It didn’t stop newspaper editorial boards from predicting doom and cable television hosts from gnashing their teeth about the move. Naturally, the Attorneys General from eighteen states all bandied together, threatening to sue the crap out of the administration without any media scrutiny over whether or not the states even had the standing to sue to force the payments.
The decision came down a week ago, but you’d barely know it. There wasn’t a media blackout, but if you search Google, you’ll find pretty much the same story reported across various media outlets six days from the publication of this post. It is remarkable because the judge who ruled against the states did not do so without chastising them:
Judge Vince Chhabria of the US District Court for the Northern District of California, who was appointed to the bench by President Barack Obama, held oral arguments on the case Monday.
At oral arguments, Chhabria seemed extremely skeptical of the states’ claims, questioning whether they could show the “immediate” harm necessary for him to issue nationwide injunction. He also suggested that many of the states had fair warning and anticipated that the Trump administration might pull funding.

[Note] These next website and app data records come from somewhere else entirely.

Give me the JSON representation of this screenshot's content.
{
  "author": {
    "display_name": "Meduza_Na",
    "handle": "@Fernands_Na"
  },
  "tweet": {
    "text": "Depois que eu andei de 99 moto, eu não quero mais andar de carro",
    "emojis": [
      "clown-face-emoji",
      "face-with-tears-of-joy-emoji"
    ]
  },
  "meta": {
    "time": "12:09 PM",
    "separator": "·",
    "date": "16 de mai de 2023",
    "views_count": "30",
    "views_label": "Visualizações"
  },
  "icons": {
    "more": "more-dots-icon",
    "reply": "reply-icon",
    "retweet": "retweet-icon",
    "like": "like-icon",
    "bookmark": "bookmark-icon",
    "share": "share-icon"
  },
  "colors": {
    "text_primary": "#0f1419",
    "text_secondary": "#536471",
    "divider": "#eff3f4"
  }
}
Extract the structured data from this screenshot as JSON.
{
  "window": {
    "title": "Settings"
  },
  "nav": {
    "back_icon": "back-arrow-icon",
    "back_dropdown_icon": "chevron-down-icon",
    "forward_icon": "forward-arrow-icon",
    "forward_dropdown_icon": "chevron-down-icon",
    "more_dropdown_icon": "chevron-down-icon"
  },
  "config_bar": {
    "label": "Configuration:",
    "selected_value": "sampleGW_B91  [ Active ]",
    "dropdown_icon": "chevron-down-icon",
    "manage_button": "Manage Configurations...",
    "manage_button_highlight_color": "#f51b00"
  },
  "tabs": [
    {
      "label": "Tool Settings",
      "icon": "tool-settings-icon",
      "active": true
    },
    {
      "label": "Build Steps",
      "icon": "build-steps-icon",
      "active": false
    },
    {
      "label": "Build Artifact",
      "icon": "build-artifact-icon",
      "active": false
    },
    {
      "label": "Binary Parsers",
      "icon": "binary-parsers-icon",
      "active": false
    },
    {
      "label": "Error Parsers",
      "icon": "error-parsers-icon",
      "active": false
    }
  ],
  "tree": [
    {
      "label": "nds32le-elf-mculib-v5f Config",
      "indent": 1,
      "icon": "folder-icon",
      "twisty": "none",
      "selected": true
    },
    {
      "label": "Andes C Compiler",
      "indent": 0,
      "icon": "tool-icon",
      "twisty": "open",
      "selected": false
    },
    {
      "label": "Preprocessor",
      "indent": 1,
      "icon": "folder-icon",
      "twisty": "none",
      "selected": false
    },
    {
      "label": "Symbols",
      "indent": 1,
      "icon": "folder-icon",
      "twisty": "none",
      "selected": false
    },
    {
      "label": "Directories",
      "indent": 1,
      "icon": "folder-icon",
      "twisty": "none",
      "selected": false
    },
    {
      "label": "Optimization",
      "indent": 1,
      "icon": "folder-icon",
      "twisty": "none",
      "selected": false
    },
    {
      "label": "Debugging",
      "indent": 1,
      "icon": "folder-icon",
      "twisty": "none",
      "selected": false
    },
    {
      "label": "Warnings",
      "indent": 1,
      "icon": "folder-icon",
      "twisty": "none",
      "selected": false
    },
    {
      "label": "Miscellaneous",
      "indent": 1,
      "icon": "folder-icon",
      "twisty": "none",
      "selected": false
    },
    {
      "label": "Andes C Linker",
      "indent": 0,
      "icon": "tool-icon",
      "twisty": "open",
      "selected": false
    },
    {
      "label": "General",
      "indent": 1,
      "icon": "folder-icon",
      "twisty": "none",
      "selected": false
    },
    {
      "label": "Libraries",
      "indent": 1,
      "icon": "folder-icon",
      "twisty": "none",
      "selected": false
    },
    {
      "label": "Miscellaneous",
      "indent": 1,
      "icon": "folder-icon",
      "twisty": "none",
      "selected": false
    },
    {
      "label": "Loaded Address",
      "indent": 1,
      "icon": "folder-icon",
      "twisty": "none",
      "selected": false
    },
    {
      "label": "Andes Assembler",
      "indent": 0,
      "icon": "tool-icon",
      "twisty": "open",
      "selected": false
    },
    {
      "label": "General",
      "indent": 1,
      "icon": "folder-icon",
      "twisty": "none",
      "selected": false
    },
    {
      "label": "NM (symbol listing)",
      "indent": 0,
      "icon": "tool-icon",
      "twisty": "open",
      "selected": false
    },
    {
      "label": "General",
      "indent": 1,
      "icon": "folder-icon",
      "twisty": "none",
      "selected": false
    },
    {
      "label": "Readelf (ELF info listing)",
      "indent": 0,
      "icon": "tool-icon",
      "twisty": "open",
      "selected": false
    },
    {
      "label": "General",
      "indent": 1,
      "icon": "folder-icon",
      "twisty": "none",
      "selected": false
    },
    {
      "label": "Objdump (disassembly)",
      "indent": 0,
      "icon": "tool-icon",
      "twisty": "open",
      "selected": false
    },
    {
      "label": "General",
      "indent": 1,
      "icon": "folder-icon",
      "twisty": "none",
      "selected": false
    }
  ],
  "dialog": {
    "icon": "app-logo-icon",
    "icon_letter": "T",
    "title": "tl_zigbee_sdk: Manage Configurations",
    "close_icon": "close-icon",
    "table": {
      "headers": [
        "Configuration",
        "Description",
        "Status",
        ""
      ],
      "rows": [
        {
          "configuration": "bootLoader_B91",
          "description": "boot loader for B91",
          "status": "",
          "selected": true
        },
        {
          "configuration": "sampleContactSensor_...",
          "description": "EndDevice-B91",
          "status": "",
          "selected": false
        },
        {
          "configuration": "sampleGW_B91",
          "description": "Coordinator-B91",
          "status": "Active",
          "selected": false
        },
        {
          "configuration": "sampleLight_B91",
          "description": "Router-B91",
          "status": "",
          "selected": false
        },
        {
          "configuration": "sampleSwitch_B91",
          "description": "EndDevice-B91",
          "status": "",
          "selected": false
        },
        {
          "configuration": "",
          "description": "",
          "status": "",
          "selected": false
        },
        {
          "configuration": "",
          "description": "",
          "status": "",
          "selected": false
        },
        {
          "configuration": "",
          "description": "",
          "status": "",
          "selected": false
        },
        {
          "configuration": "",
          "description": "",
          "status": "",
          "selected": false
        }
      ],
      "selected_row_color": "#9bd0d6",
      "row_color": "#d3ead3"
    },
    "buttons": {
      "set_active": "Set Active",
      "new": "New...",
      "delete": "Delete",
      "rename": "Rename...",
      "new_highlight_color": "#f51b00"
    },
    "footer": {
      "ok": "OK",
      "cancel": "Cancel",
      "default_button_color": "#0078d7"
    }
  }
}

That same skepticism was evident in his 29-page opinion on Wednesday replete with stern words for the attorneys general who brought the case.
Why “have all these attorneys general rushed to court seeking an emergency ruling against President Trump?” the judge wondered at one point.
“State regulators have been working for months to prepare for the termination of these payments,” he wrote Wednesday. “And although you wouldn’t know it from reading the states’ papers in this lawsuit, the truth is that most state regulators have devised responses that give millions of lower-income people better health coverage options than they would otherwise have had.”
States like California, he said, had structured their 2018 rates in a way that would protect insurers and low-income individuals who received the subsidies.
He dismissed concerns that the Trump administration’s actions would confuse people and wondered whether the states should change the focus of their message.
The judge then gave them a smackdown:
“One last point on the issue of confusion,” Chhabria wrote. “If the states are so concerned that people will be scared away from the exchanges by the thought of higher premiums, perhaps they should stop yelling about higher premiums. With open enrollment just days away, perhaps the states should focus instead on communicating the message that they have devised a response to the CSR payment termination that will prevent harm to the large majority of people while in fact allowing millions of lower-income people to get a better deal on health insurance in 2018.”
However, there weren’t 10-figure panels on Don Lemon’s show discussing it. Morning Joe did not wail about it for two entire segments. Most cable news stations that spent days hammering the Trump administration for taking action and giving time to doofuses like California Attorney General Xavier Becerra to whine openly about it remained mostly silent about the ruling.
It doesn’t take a rocket scientist to figure it out.